How does Myofascial Stretching differ from traditional stretching?
Stretching, in general, can accomplish two things; calming down of excessive muscular activity/tone, lengthening of connective tissue/fascia.
Traditional stretching is two-dimensional (although our body, of course, is three-dimensional) and typically involves stretching a muscle over a joint and involves holding the stretch for a brief period of time (15-30 seconds). Traditional stretching addresses the muscle and the elastic tissue, but not the collagenous, firmer component of our connective tissue. Results are therefore partial and temporary. Lots of people have been diligent about regular stretching for years and still feel stiff and prone to injury!
Myofascial Stretching differs from conventional stretching in three primary ways:

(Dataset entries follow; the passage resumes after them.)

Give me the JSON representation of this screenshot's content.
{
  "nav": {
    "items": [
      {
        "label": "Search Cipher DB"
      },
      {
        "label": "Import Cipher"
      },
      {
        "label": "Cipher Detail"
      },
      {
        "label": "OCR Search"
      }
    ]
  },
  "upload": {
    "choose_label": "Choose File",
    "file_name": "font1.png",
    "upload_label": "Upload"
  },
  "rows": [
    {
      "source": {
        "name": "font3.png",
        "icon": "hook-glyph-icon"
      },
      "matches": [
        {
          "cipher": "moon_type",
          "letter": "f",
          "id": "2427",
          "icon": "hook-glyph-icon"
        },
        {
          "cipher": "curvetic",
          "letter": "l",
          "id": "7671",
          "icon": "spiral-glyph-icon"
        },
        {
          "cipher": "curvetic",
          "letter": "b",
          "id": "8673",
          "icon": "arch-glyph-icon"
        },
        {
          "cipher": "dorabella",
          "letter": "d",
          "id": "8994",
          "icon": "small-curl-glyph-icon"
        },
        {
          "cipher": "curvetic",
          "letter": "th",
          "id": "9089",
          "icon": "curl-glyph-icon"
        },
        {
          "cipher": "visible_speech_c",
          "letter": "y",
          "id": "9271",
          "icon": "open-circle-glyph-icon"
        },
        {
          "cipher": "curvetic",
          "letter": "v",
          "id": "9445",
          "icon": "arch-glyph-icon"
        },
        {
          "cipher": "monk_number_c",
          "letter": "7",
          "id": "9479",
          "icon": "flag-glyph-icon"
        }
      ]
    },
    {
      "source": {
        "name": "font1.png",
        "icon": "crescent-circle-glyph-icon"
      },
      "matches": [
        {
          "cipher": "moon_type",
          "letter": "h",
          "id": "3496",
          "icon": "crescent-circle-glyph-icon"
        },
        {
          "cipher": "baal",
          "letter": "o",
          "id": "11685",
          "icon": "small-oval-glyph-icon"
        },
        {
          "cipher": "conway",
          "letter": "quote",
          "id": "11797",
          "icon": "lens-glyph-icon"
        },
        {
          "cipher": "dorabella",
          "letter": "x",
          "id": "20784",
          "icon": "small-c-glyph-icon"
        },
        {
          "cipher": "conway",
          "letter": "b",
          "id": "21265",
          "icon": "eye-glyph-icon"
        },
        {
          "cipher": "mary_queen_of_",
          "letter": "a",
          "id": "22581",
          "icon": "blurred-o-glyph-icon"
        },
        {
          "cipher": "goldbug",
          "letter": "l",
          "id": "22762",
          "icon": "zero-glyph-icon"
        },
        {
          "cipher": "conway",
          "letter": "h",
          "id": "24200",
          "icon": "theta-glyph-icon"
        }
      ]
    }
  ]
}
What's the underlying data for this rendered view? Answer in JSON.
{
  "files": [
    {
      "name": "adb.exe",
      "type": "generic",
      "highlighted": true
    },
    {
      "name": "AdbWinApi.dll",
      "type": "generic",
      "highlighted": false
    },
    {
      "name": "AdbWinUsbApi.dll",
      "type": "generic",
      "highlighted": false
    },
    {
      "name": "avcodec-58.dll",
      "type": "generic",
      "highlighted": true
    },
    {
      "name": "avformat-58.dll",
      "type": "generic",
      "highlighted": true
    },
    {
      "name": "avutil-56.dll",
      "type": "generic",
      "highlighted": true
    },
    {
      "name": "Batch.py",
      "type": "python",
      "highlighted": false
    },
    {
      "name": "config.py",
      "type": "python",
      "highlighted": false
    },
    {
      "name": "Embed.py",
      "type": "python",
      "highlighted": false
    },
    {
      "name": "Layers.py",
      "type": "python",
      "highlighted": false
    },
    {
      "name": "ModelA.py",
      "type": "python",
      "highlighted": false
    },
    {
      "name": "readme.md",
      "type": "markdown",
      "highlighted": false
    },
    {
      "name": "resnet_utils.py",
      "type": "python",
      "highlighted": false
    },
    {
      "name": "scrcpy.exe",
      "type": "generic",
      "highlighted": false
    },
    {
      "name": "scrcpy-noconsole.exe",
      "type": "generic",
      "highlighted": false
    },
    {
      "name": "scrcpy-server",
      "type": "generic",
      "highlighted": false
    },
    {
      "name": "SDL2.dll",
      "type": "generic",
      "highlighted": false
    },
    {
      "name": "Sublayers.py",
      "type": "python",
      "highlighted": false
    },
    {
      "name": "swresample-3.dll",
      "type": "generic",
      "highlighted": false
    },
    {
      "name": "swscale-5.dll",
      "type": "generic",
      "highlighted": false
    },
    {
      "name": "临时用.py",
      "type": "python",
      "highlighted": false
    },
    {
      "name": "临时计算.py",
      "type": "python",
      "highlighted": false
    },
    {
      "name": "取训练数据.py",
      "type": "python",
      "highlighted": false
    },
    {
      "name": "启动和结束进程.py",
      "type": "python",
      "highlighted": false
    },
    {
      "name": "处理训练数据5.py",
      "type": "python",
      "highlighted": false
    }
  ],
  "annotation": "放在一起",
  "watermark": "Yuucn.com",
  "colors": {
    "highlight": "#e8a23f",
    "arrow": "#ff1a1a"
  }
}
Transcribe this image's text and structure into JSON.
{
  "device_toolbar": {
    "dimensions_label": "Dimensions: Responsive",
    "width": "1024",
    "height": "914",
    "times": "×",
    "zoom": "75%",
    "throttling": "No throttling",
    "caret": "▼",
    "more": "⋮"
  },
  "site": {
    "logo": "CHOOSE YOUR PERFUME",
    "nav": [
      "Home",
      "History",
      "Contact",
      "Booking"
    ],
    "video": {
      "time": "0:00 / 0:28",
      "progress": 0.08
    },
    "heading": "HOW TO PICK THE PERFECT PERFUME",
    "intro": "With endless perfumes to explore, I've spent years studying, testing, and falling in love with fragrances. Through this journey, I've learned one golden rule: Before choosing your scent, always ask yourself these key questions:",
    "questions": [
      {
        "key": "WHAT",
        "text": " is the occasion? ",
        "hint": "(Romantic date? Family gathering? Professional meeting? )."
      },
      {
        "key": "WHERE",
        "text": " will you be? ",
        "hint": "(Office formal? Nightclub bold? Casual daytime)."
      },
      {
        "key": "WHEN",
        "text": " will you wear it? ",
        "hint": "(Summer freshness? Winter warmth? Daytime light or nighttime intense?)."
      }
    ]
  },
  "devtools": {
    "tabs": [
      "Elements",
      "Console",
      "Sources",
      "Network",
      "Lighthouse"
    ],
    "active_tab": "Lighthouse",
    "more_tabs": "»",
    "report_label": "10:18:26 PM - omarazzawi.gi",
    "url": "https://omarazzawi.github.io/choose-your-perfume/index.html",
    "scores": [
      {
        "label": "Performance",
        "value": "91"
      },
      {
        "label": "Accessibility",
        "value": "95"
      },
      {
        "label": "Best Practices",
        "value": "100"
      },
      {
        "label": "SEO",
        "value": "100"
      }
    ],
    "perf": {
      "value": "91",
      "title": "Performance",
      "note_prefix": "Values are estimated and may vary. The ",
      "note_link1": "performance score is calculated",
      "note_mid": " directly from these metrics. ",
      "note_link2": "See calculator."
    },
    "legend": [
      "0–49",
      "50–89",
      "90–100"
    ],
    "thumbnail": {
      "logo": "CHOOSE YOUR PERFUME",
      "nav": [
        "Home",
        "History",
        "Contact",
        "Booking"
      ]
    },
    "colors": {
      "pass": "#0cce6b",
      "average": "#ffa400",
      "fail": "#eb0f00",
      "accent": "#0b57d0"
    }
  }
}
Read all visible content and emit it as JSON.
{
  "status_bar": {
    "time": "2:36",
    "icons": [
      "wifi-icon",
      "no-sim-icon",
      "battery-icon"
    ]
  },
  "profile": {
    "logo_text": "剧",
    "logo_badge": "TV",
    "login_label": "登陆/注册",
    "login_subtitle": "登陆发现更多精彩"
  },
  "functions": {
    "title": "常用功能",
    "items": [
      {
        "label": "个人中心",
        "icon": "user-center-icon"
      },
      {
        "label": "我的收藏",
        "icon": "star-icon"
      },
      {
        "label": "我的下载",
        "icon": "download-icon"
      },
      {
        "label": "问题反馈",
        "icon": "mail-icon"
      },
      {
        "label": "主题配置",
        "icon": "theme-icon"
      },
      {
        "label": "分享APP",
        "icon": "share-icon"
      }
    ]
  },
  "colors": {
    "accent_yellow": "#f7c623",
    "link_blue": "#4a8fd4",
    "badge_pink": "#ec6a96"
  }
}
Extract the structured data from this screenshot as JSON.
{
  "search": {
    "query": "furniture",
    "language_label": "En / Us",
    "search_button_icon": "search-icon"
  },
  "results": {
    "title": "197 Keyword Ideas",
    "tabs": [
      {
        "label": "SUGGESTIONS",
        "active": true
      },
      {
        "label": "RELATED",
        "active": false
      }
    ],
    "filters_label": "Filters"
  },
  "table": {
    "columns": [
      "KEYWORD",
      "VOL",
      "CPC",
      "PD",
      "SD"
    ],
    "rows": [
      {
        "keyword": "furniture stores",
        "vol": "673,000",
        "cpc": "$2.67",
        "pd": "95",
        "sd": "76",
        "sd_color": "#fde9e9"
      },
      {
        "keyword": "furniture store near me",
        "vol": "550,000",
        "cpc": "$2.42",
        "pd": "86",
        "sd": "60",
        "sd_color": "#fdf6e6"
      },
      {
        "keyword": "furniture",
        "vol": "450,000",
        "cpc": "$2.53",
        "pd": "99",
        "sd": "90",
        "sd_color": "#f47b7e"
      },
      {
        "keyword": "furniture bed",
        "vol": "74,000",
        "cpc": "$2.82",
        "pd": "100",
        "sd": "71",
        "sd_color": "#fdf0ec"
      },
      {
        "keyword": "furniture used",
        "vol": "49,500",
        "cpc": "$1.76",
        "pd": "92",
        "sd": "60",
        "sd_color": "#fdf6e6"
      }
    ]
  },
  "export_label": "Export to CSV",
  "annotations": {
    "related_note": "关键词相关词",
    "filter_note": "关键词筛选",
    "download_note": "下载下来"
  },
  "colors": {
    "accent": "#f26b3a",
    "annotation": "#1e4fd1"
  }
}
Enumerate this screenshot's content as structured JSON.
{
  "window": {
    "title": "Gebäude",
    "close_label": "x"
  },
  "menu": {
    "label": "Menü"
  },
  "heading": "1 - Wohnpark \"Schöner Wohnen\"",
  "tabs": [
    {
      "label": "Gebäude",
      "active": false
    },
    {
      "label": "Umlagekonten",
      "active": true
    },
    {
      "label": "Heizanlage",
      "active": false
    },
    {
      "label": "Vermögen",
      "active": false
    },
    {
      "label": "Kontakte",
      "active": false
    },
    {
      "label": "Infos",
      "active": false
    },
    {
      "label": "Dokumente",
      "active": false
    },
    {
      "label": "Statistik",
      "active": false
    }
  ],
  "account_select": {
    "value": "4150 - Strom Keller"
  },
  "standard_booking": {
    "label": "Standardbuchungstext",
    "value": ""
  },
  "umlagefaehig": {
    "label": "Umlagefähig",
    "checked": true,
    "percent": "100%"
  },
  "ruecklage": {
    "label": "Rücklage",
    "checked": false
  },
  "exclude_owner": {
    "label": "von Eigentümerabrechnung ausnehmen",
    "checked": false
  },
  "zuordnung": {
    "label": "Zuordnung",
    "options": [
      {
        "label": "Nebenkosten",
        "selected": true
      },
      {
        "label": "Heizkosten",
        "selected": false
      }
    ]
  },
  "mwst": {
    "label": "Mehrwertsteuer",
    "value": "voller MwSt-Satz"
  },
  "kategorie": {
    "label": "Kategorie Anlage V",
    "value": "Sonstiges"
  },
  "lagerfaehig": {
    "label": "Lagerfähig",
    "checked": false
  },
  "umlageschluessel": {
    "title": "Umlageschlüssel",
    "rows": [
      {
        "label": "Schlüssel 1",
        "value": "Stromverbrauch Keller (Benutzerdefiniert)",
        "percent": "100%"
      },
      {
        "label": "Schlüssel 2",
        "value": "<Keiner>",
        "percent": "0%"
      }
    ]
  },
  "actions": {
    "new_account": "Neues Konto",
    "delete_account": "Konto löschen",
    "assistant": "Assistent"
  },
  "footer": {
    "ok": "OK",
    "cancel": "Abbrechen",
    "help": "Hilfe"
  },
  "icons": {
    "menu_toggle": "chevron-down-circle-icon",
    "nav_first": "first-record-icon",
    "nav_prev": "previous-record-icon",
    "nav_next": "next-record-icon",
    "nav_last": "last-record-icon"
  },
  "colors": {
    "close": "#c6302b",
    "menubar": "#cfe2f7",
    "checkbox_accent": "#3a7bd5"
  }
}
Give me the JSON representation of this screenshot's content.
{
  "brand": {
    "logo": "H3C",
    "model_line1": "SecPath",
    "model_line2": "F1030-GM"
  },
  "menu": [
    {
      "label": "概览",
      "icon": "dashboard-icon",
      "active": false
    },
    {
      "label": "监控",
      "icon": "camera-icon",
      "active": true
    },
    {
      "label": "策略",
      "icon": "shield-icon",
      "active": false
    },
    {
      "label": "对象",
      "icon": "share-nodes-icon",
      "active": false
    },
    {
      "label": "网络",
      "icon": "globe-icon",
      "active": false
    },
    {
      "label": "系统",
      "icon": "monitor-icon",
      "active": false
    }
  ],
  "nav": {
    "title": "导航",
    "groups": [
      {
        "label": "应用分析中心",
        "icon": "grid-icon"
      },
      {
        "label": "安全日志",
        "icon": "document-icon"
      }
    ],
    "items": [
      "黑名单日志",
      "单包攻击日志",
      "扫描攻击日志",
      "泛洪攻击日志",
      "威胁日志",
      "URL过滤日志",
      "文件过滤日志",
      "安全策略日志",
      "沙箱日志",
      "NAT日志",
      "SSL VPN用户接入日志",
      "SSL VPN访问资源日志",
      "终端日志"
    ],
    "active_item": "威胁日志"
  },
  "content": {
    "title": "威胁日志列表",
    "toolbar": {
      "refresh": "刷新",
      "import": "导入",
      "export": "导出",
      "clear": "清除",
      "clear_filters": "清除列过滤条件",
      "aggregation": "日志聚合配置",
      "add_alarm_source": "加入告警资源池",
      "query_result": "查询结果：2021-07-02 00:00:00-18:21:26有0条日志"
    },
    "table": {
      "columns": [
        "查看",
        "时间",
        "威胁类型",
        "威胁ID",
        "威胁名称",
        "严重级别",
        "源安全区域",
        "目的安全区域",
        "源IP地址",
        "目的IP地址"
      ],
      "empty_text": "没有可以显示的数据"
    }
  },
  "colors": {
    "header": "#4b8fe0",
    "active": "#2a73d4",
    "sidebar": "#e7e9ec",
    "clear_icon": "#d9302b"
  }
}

– Time element: Myofascial Stretches are held continuously for at least 90-120 seconds. This is how long it takes for the fascia to begin to let go. Shorter stretches do not affect the collagenous aspect of the fascia (connective tissue) and therefore lead to only temporary, partial results.
– Active elongation: This would for example mean actively extending your arm away from the body and telescoping or reaching your arm as if you’re trying to make it longer, feeling how this lengthens the tissue in a three-dimensional way through your arm.
– Stretching and strengthening occur simultaneously During active elongation of the body, muscle groups opposing the tight fascia contract in a sustained manner. This prolonged isometric contraction of muscles against the resistance of the fascial barrier strengthens them, helping to maintain the elongated state of the tissue you’ve just released.
Oftentimes, pain or stiffness in the body leads to some degree of dissatisfaction with our current state and, without us really noticing it, us working against our bodies in order to correct what we find wrong with it. An example of this would be stretching with the (not always conscious) mindset of trying to force tissue to lengthen.